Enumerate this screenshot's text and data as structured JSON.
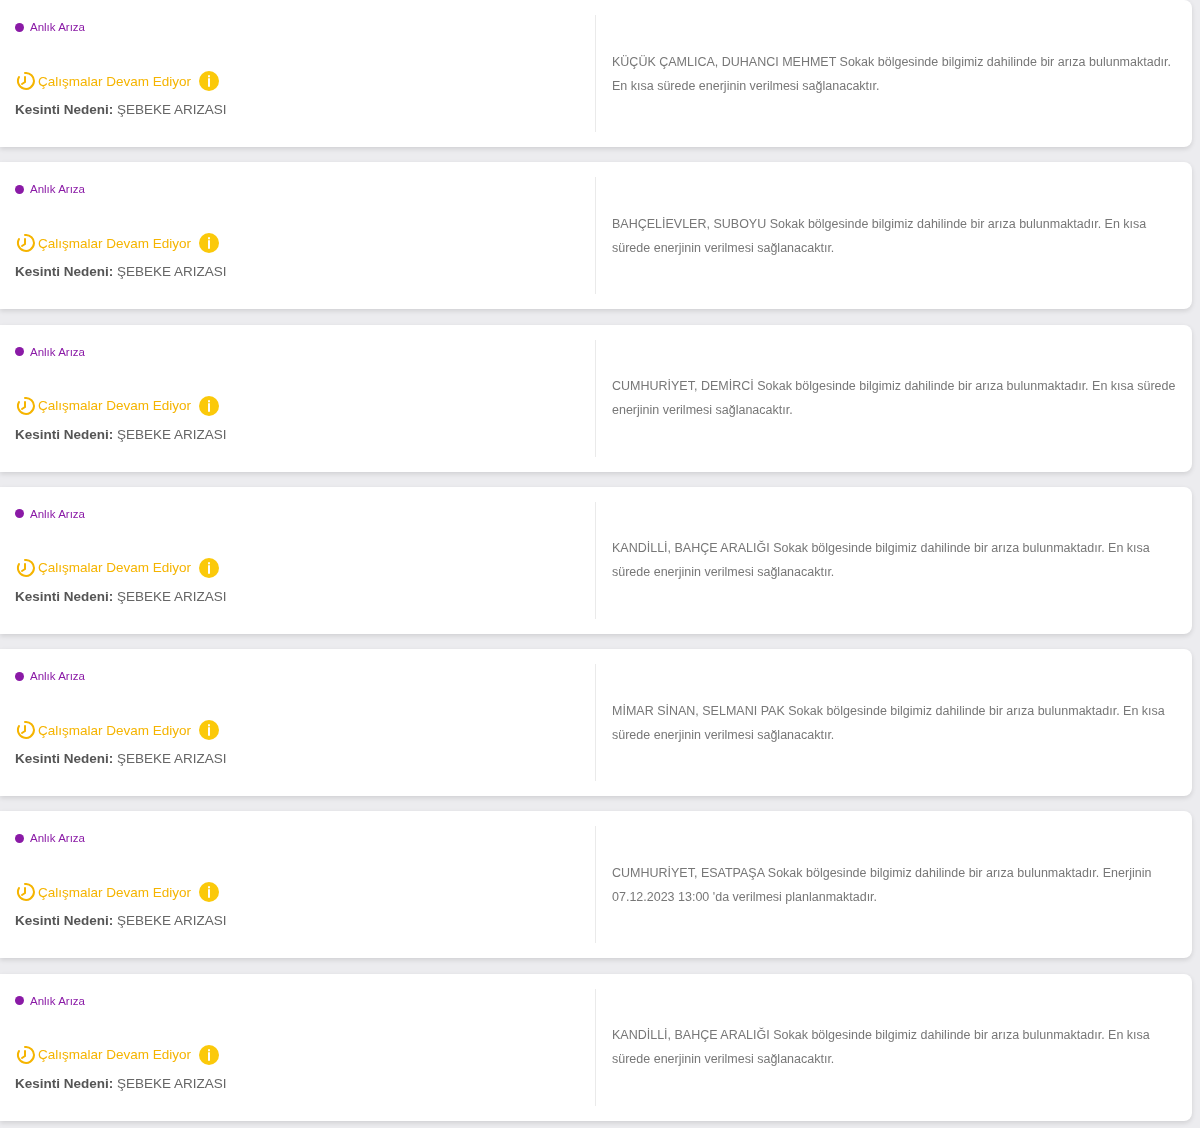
{
  "outages": [
    {
      "type": "Anlık Arıza",
      "status": "Çalışmalar Devam Ediyor",
      "reason_label": "Kesinti Nedeni:",
      "reason": "ŞEBEKE ARIZASI",
      "description": "KÜÇÜK ÇAMLICA, DUHANCI MEHMET Sokak bölgesinde bilgimiz dahilinde bir arıza bulunmaktadır. En kısa sürede enerjinin verilmesi sağlanacaktır."
    },
    {
      "type": "Anlık Arıza",
      "status": "Çalışmalar Devam Ediyor",
      "reason_label": "Kesinti Nedeni:",
      "reason": "ŞEBEKE ARIZASI",
      "description": "BAHÇELİEVLER, SUBOYU Sokak bölgesinde bilgimiz dahilinde bir arıza bulunmaktadır. En kısa sürede enerjinin verilmesi sağlanacaktır."
    },
    {
      "type": "Anlık Arıza",
      "status": "Çalışmalar Devam Ediyor",
      "reason_label": "Kesinti Nedeni:",
      "reason": "ŞEBEKE ARIZASI",
      "description": "CUMHURİYET, DEMİRCİ Sokak bölgesinde bilgimiz dahilinde bir arıza bulunmaktadır. En kısa sürede enerjinin verilmesi sağlanacaktır."
    },
    {
      "type": "Anlık Arıza",
      "status": "Çalışmalar Devam Ediyor",
      "reason_label": "Kesinti Nedeni:",
      "reason": "ŞEBEKE ARIZASI",
      "description": "KANDİLLİ, BAHÇE ARALIĞI Sokak bölgesinde bilgimiz dahilinde bir arıza bulunmaktadır. En kısa sürede enerjinin verilmesi sağlanacaktır."
    },
    {
      "type": "Anlık Arıza",
      "status": "Çalışmalar Devam Ediyor",
      "reason_label": "Kesinti Nedeni:",
      "reason": "ŞEBEKE ARIZASI",
      "description": "MİMAR SİNAN, SELMANI PAK Sokak bölgesinde bilgimiz dahilinde bir arıza bulunmaktadır. En kısa sürede enerjinin verilmesi sağlanacaktır."
    },
    {
      "type": "Anlık Arıza",
      "status": "Çalışmalar Devam Ediyor",
      "reason_label": "Kesinti Nedeni:",
      "reason": "ŞEBEKE ARIZASI",
      "description": "CUMHURİYET, ESATPAŞA Sokak bölgesinde bilgimiz dahilinde bir arıza bulunmaktadır. Enerjinin 07.12.2023 13:00 'da verilmesi planlanmaktadır."
    },
    {
      "type": "Anlık Arıza",
      "status": "Çalışmalar Devam Ediyor",
      "reason_label": "Kesinti Nedeni:",
      "reason": "ŞEBEKE ARIZASI",
      "description": "KANDİLLİ, BAHÇE ARALIĞI Sokak bölgesinde bilgimiz dahilinde bir arıza bulunmaktadır. En kısa sürede enerjinin verilmesi sağlanacaktır."
    }
  ]
}
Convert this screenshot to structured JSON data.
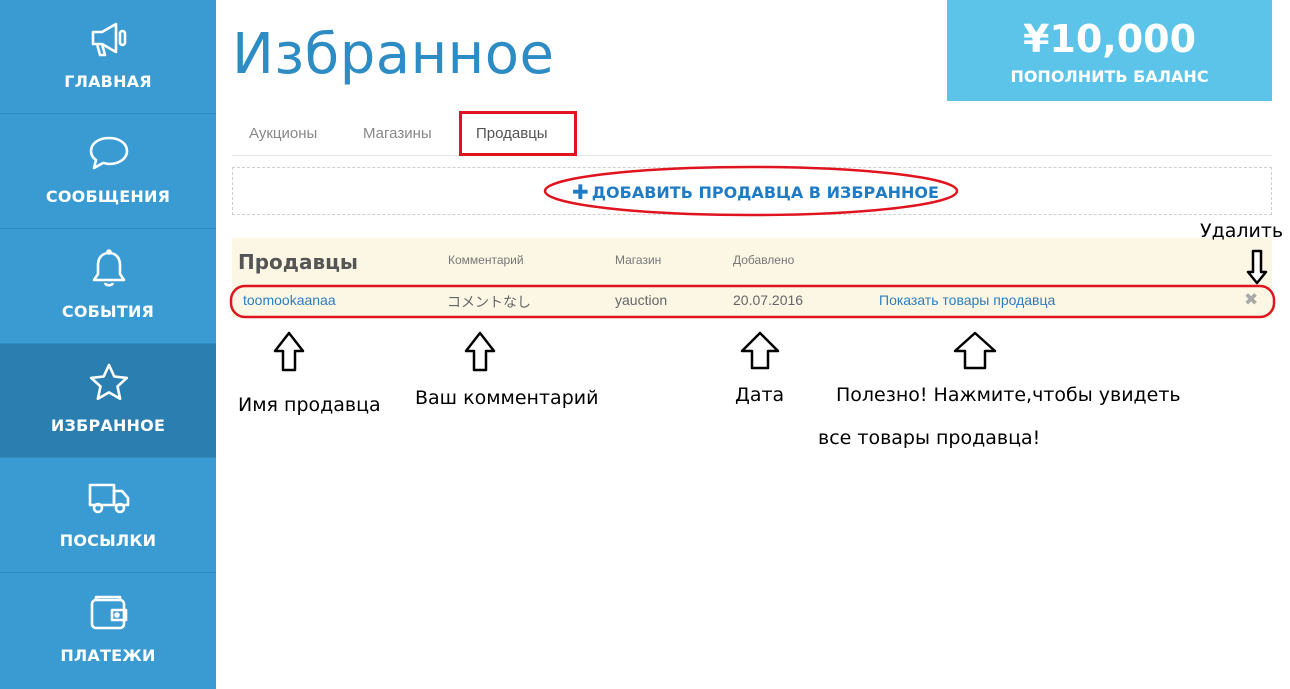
{
  "sidebar": {
    "items": [
      {
        "label": "ГЛАВНАЯ",
        "icon": "megaphone-icon"
      },
      {
        "label": "СООБЩЕНИЯ",
        "icon": "chat-bubble-icon"
      },
      {
        "label": "СОБЫТИЯ",
        "icon": "bell-icon"
      },
      {
        "label": "ИЗБРАННОЕ",
        "icon": "star-icon",
        "active": true
      },
      {
        "label": "ПОСЫЛКИ",
        "icon": "truck-icon"
      },
      {
        "label": "ПЛАТЕЖИ",
        "icon": "wallet-icon"
      }
    ]
  },
  "header": {
    "title": "Избранное",
    "balance": {
      "amount": "¥10,000",
      "label": "ПОПОЛНИТЬ БАЛАНС"
    }
  },
  "tabs": [
    {
      "label": "Аукционы"
    },
    {
      "label": "Магазины"
    },
    {
      "label": "Продавцы",
      "active": true
    }
  ],
  "add_seller": {
    "label": "ДОБАВИТЬ ПРОДАВЦА В ИЗБРАННОЕ",
    "icon": "plus-icon"
  },
  "table": {
    "title": "Продавцы",
    "columns": [
      "Комментарий",
      "Магазин",
      "Добавлено"
    ],
    "rows": [
      {
        "seller": "toomookaanaa",
        "comment": "コメントなし",
        "shop": "yauction",
        "added": "20.07.2016",
        "action": "Показать товары продавца"
      }
    ]
  },
  "annotations": {
    "delete": "Удалить",
    "seller_name": "Имя продавца",
    "comment": "Ваш комментарий",
    "date": "Дата",
    "useful_line1": "Полезно! Нажмите,чтобы увидеть",
    "useful_line2": "все товары продавца!"
  },
  "colors": {
    "sidebar": "#3a9bd2",
    "sidebar_active": "#2a7fb0",
    "balance": "#5cc4e8",
    "title": "#2e8cc5",
    "link": "#2e7dbf",
    "highlight": "#e0141e",
    "row": "#fbf7e4"
  }
}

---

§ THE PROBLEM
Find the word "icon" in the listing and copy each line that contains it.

§ ANSWER BELOW
        "icon": "megaphone-icon"
        "icon": "chat-bubble-icon"
        "icon": "bell-icon"
        "icon": "star-icon",
        "icon": "truck-icon"
        "icon": "wallet-icon"
    "icon": "plus-icon"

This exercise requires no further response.